The DP1 is the companion camera to Sigma's SD14. It uses the same unique three-layer Foveon sensor, but this time in a compact body with a fixed focal-length 28mm equivalent lens. It's designed for photographers looking for simplicity, clarity and quality rather than technological gimmicks. It's available now for around £500.
Conventional sensors record colour data using a single layer of photosites covered by a mosaic of red, green and blue filters. The colour data for each pixel than has to be interpolated using data from its neighbours. The result is a loss of definition and clarity at a pixel level.
But the DP1's Foveon sensor has three layers, one each for the red, green and blue data. No interpolation ('demosaicing') is required, and at 100 per cent magnification, when other digital images have lost their edge, the DP1's show an amazing clarity and definition. Yes, its images do have only 4.7 million pixels, but they are of such a quality that you can print them much larger than those from a conventional camera.
The 28mm lens is another factor. Fixed focal-length lenses require far fewer optical compromises than zooms, and the result is images with distortion and fringing levels so low that you have trouble finding any. Not only that, the Sigma's images are sharp from the centre right to the edges.

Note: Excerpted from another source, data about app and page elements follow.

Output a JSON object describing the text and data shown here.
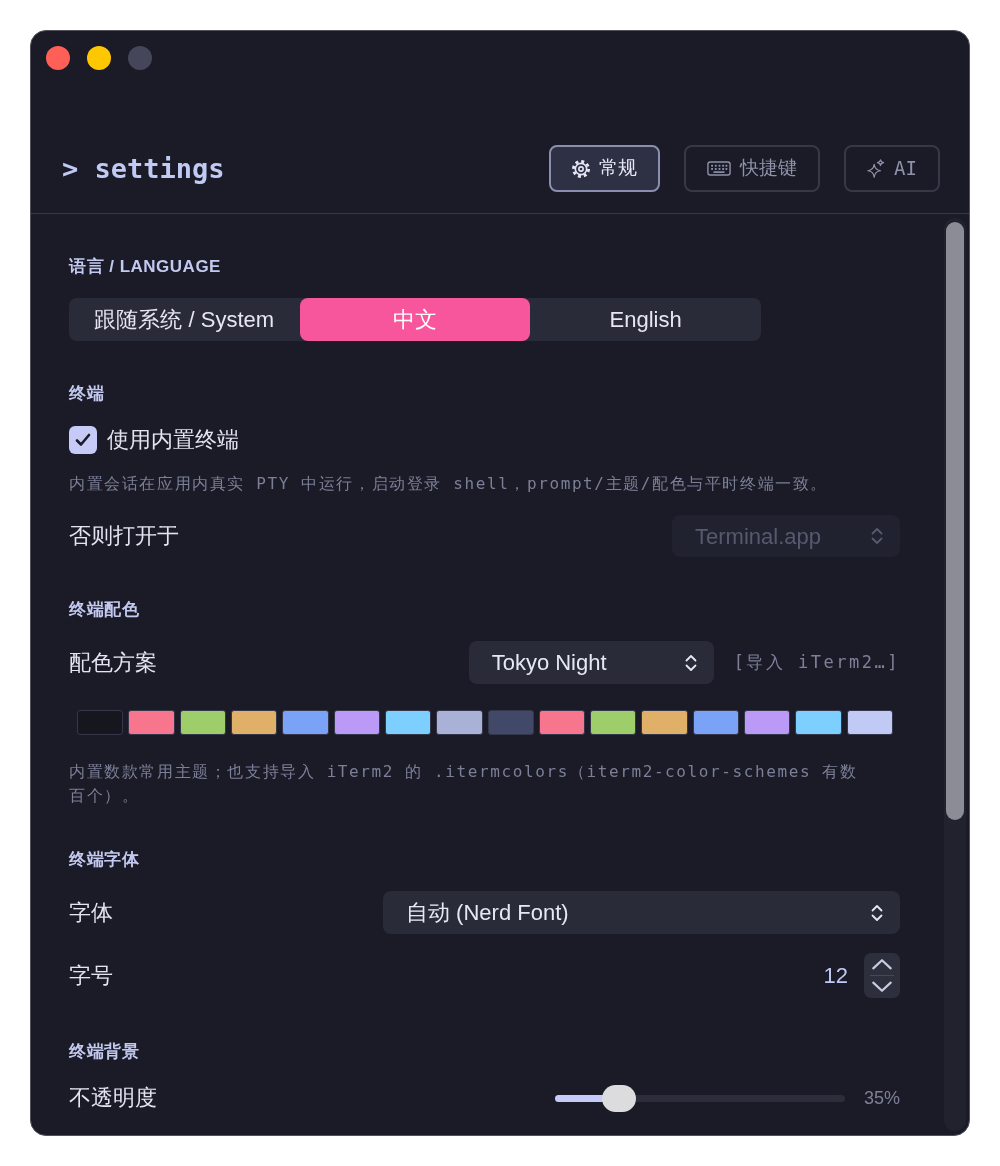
{
  "window_controls": [
    {
      "kind": "close",
      "disabled": false
    },
    {
      "kind": "minimize",
      "disabled": false
    },
    {
      "kind": "zoom",
      "disabled": true
    }
  ],
  "header": {
    "title": "> settings",
    "tabs": [
      {
        "kind": "general",
        "label": "常规",
        "selected": true
      },
      {
        "kind": "shortcuts",
        "label": "快捷键",
        "selected": false
      },
      {
        "kind": "ai",
        "label": "AI",
        "selected": false
      }
    ]
  },
  "language": {
    "heading": "语言 / LANGUAGE",
    "options": [
      {
        "label": "跟随系统 / System",
        "selected": false
      },
      {
        "label": "中文",
        "selected": true
      },
      {
        "label": "English",
        "selected": false
      }
    ]
  },
  "terminal": {
    "heading": "终端",
    "use_builtin": {
      "label": "使用内置终端",
      "checked": true
    },
    "hint": "内置会话在应用内真实 PTY 中运行，启动登录 shell，prompt/主题/配色与平时终端一致。",
    "open_with": {
      "label": "否则打开于",
      "value": "Terminal.app",
      "disabled": true
    }
  },
  "colors": {
    "heading": "终端配色",
    "scheme": {
      "label": "配色方案",
      "value": "Tokyo Night"
    },
    "import_link": "[导入 iTerm2…]",
    "swatches": [
      {
        "color": "#15161e"
      },
      {
        "color": "#f7768e"
      },
      {
        "color": "#9ece6a"
      },
      {
        "color": "#e0af68"
      },
      {
        "color": "#7aa2f7"
      },
      {
        "color": "#bb9af7"
      },
      {
        "color": "#7dcfff"
      },
      {
        "color": "#a9b1d6"
      },
      {
        "color": "#414868"
      },
      {
        "color": "#f7768e"
      },
      {
        "color": "#9ece6a"
      },
      {
        "color": "#e0af68"
      },
      {
        "color": "#7aa2f7"
      },
      {
        "color": "#bb9af7"
      },
      {
        "color": "#7dcfff"
      },
      {
        "color": "#c0caf5"
      }
    ],
    "hint": "内置数款常用主题；也支持导入 iTerm2 的 .itermcolors（iterm2-color-schemes 有数百个）。"
  },
  "font": {
    "heading": "终端字体",
    "family": {
      "label": "字体",
      "value": "自动 (Nerd Font)"
    },
    "size": {
      "label": "字号",
      "value": "12"
    }
  },
  "background": {
    "heading": "终端背景",
    "opacity": {
      "label": "不透明度",
      "level": 0.22,
      "reading": "35%"
    }
  }
}
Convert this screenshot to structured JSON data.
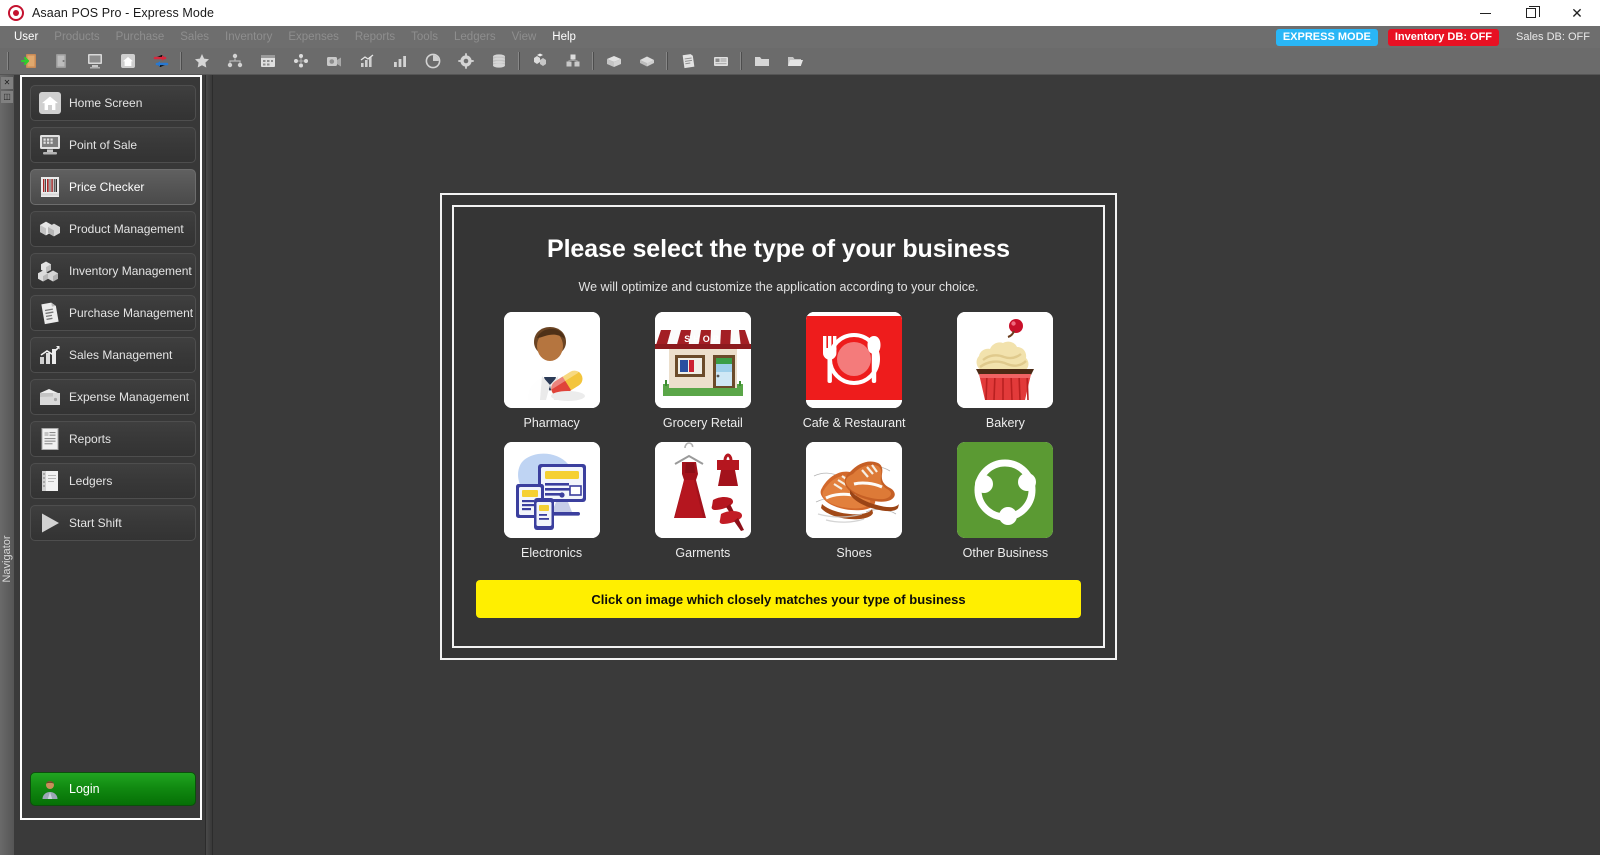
{
  "window": {
    "title": "Asaan POS Pro - Express Mode",
    "app_icon": "record-circle-icon",
    "controls": {
      "minimize": "minimize-icon",
      "maximize": "maximize-icon",
      "close": "close-icon"
    }
  },
  "menubar": {
    "items": [
      {
        "label": "User",
        "active": true
      },
      {
        "label": "Products",
        "active": false
      },
      {
        "label": "Purchase",
        "active": false
      },
      {
        "label": "Sales",
        "active": false
      },
      {
        "label": "Inventory",
        "active": false
      },
      {
        "label": "Expenses",
        "active": false
      },
      {
        "label": "Reports",
        "active": false
      },
      {
        "label": "Tools",
        "active": false
      },
      {
        "label": "Ledgers",
        "active": false
      },
      {
        "label": "View",
        "active": false
      },
      {
        "label": "Help",
        "active": true
      }
    ],
    "badges": [
      {
        "label": "EXPRESS MODE",
        "color": "#29b6f6",
        "text_color": "#ffffff"
      },
      {
        "label": "Inventory DB: OFF",
        "color": "#e81123",
        "text_color": "#ffffff"
      },
      {
        "label": "Sales DB: OFF",
        "color": "transparent",
        "text_color": "#e9e9e9"
      }
    ]
  },
  "toolbar": {
    "buttons": [
      {
        "name": "login-door-icon"
      },
      {
        "name": "logout-door-icon"
      },
      {
        "name": "point-of-sale-icon"
      },
      {
        "name": "home-icon"
      },
      {
        "name": "transfer-arrows-icon"
      },
      {
        "name": "separator"
      },
      {
        "name": "favorite-star-icon"
      },
      {
        "name": "org-chart-icon"
      },
      {
        "name": "calendar-icon"
      },
      {
        "name": "users-group-icon"
      },
      {
        "name": "camera-icon"
      },
      {
        "name": "sales-chart-icon"
      },
      {
        "name": "bar-chart-icon"
      },
      {
        "name": "pie-chart-icon"
      },
      {
        "name": "settings-gear-icon"
      },
      {
        "name": "database-icon"
      },
      {
        "name": "separator"
      },
      {
        "name": "products-boxes-icon"
      },
      {
        "name": "inventory-stack-icon"
      },
      {
        "name": "separator"
      },
      {
        "name": "open-box-icon"
      },
      {
        "name": "package-icon"
      },
      {
        "name": "separator"
      },
      {
        "name": "invoice-icon"
      },
      {
        "name": "card-icon"
      },
      {
        "name": "separator"
      },
      {
        "name": "folder-icon"
      },
      {
        "name": "folder-open-icon"
      }
    ]
  },
  "sidebar": {
    "strip_label": "Navigator",
    "strip_buttons": [
      {
        "name": "close-panel-icon",
        "glyph": "×"
      },
      {
        "name": "pin-panel-icon",
        "glyph": "❐"
      }
    ],
    "items": [
      {
        "label": "Home Screen",
        "icon": "home-icon",
        "selected": false
      },
      {
        "label": "Point of Sale",
        "icon": "pos-terminal-icon",
        "selected": false
      },
      {
        "label": "Price Checker",
        "icon": "barcode-icon",
        "selected": true
      },
      {
        "label": "Product Management",
        "icon": "boxes-icon",
        "selected": false
      },
      {
        "label": "Inventory Management",
        "icon": "inventory-cubes-icon",
        "selected": false
      },
      {
        "label": "Purchase Management",
        "icon": "purchase-doc-icon",
        "selected": false
      },
      {
        "label": "Sales Management",
        "icon": "sales-chart-icon",
        "selected": false
      },
      {
        "label": "Expense Management",
        "icon": "wallet-icon",
        "selected": false
      },
      {
        "label": "Reports",
        "icon": "report-doc-icon",
        "selected": false
      },
      {
        "label": "Ledgers",
        "icon": "notebook-icon",
        "selected": false
      },
      {
        "label": "Start Shift",
        "icon": "play-triangle-icon",
        "selected": false
      }
    ],
    "login_button": {
      "label": "Login",
      "icon": "user-avatar-icon",
      "color": "#118a11"
    }
  },
  "dialog": {
    "title": "Please select the type of your business",
    "subtitle": "We will optimize and customize the application according to your choice.",
    "hint": "Click on image which closely matches your type of business",
    "hint_bg": "#ffef00",
    "tiles": [
      {
        "label": "Pharmacy",
        "icon": "pharmacist-icon"
      },
      {
        "label": "Grocery Retail",
        "icon": "shop-front-icon"
      },
      {
        "label": "Cafe & Restaurant",
        "icon": "cutlery-plate-icon"
      },
      {
        "label": "Bakery",
        "icon": "cupcake-icon"
      },
      {
        "label": "Electronics",
        "icon": "computer-devices-icon"
      },
      {
        "label": "Garments",
        "icon": "dress-heels-icon"
      },
      {
        "label": "Shoes",
        "icon": "shoes-icon"
      },
      {
        "label": "Other Business",
        "icon": "network-circle-icon"
      }
    ]
  }
}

The design is smart, elegant and simple. There are no frills and no gimmicks. It offers the usual program AE, aperture-priority, shutter-priority and manual modes that photo experts demand, and its autofocus system is backed up by a clear and simple manual focus dial.